It’s the site of some of the biggest sporting events in the United States, especially in the fall season. It’s the home of the Cotton Bowl, Big 12 Title Game, and the Dallas Cowboys. In 2026 Dallas, along with 10 other cities in the US, will be tasked with hosting the global event of the world’s most popular sport. With cities like Los Angeles, Atlanta, and Boston the World Cup will be touching every corner of the country.
Also important to remember that this is a united set of 3 nations hosting, which includes Canada and Mexico. So why am I singling out Dallas in this article? It’s not that I believe its site will be a disaster, but it will be a spotlight on the oddities of that venue for the whole world to see.
The Accessibility of AT&T Stadium
It wouldn’t be surprising for the United States to play a lot of their matches in Dallas. The massive state of Texas has two cities in the world’s game in 2026 (Houston). It wouldn’t be a stretch to have the US play their matches in the group stage in one of the most defining venues within the union. For the other nations that may play in Dallas though, getting to the playing venue could be a very frustrating experience.
The idea of private transportation being the only way to get from point A to point B is no new phenomenon for an American. But what about a visitor from a nation that has public transport available to them in almost every city? With the expanded format of the ‘26 World Cup, there will be 48 teams competing, bringing large concentrations of people to North America. In a study done by the National Academic Press Switzerland uses transit half as much as automobiles. For perspective on the US, 45 trips are used by cars for every 1 trip used by transit.
So what does this have to do with AT&T Stadium? It is completely inaccessible by public transit and has been since 2013. The only way to reach it without a personal vehicle is to use a rideshare program. Not that it would be impossible for a visitor to navigate a rideshare program, or rent a car in a city, but it probably will be a headache.
Cities like New York probably won’t be a problem for many folks traveling to the World Cup, which has some of the best transit in the United States. While that is the complete opposite of the spectrum when being compared against Dallas, it’s important to note.
Fans of nations visiting the United States won’t have much say in what city their squad plays in. It’s too late now, but if more sites had easier access to transit before FIFA made its decision it would have been easier for fans to experience not only the action of the matches but all of what the host cities have to offer.
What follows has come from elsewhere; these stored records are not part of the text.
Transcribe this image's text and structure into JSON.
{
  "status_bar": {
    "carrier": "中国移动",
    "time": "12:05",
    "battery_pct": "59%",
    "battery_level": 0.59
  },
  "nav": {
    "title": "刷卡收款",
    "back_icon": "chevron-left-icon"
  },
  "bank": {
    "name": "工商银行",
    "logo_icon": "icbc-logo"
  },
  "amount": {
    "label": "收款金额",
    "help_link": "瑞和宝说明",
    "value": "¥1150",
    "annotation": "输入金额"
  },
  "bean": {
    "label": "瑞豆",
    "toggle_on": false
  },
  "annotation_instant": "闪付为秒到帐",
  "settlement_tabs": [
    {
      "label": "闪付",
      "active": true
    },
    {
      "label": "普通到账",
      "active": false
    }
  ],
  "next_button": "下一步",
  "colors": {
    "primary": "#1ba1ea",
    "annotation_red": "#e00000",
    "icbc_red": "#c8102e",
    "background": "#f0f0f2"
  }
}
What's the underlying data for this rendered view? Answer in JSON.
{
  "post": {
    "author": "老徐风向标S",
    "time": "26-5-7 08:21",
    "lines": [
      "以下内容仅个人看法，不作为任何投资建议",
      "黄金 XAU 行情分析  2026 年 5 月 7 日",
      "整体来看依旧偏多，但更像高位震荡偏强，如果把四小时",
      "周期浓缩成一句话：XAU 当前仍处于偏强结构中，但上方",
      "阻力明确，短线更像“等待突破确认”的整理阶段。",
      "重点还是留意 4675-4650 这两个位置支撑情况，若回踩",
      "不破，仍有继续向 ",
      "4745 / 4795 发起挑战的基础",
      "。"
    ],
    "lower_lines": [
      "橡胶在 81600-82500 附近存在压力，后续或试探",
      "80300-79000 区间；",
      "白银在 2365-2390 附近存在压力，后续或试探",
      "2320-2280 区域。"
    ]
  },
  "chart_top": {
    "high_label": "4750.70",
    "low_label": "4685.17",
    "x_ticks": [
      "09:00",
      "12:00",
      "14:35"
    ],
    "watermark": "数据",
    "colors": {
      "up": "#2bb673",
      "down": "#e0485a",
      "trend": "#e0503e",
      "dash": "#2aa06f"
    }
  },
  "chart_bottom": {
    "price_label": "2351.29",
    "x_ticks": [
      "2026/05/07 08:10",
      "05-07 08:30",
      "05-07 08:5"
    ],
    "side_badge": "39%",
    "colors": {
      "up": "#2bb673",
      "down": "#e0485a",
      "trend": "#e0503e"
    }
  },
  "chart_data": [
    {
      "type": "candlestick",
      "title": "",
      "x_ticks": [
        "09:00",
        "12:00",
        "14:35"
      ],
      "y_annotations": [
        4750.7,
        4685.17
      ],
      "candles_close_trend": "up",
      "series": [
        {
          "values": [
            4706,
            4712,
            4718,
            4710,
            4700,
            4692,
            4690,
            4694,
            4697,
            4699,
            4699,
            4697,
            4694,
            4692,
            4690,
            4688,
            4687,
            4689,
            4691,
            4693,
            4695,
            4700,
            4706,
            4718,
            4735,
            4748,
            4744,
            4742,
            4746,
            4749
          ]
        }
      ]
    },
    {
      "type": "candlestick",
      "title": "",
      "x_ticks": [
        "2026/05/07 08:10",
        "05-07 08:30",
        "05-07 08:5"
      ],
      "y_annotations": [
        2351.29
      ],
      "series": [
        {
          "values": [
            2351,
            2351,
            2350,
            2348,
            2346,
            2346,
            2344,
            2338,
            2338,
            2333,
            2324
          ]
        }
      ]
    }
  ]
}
Although maybe endless highways and being next to a McDonald’s and Walmart is as American an experience as it gets.
The Mighty Power of the Sun
Anyone familiar with AT&T Stadium probably knows about the sometimes-blinding glare of the Texas sun that the venue faces.
(Photo Cred: Ronald Martinez/Getty Images)
It was especially bad during last year’s NFL postseason matchup between the Cowboys and 49ers. Besides match scheduling, there’s not much the World Cup can do to counteract this glare. There’s very little interest from Jerry Jones to have curtains curb the light during in-game action. Trust me I’m no world-class athlete, but I will not envy the keepers playing in Dallas. If I had to defend the net on the east side and had a long shot coming my way, I’d hope there’s a possibility to take a mulligan.
This glare is almost certainly going to cost a team a match, it’s cost NFL teams plays and possessions. With the fact that AT&T Stadium will probably have to alter its playing field (WFAA Dallas), this site will be the most interesting to pull off. FIFA has already made its bed though, there’s probably no going back to other sites like Nashville or Edmonton if some underlying problems rear their ugly head.
Even so, with the event being relatively far out, there’s time to figure issues out and mediate upcoming hiccups. While this article may sound panicky, the proverbial other shoe hasn’t dropped. There might not even be another shoe to drop, but it will certainly be interesting to see the pains it will take to pull off Dallas as a host site. Hopefully, the planners and laborers on the ground have paid overtime in their contract to work this event, because they might need it.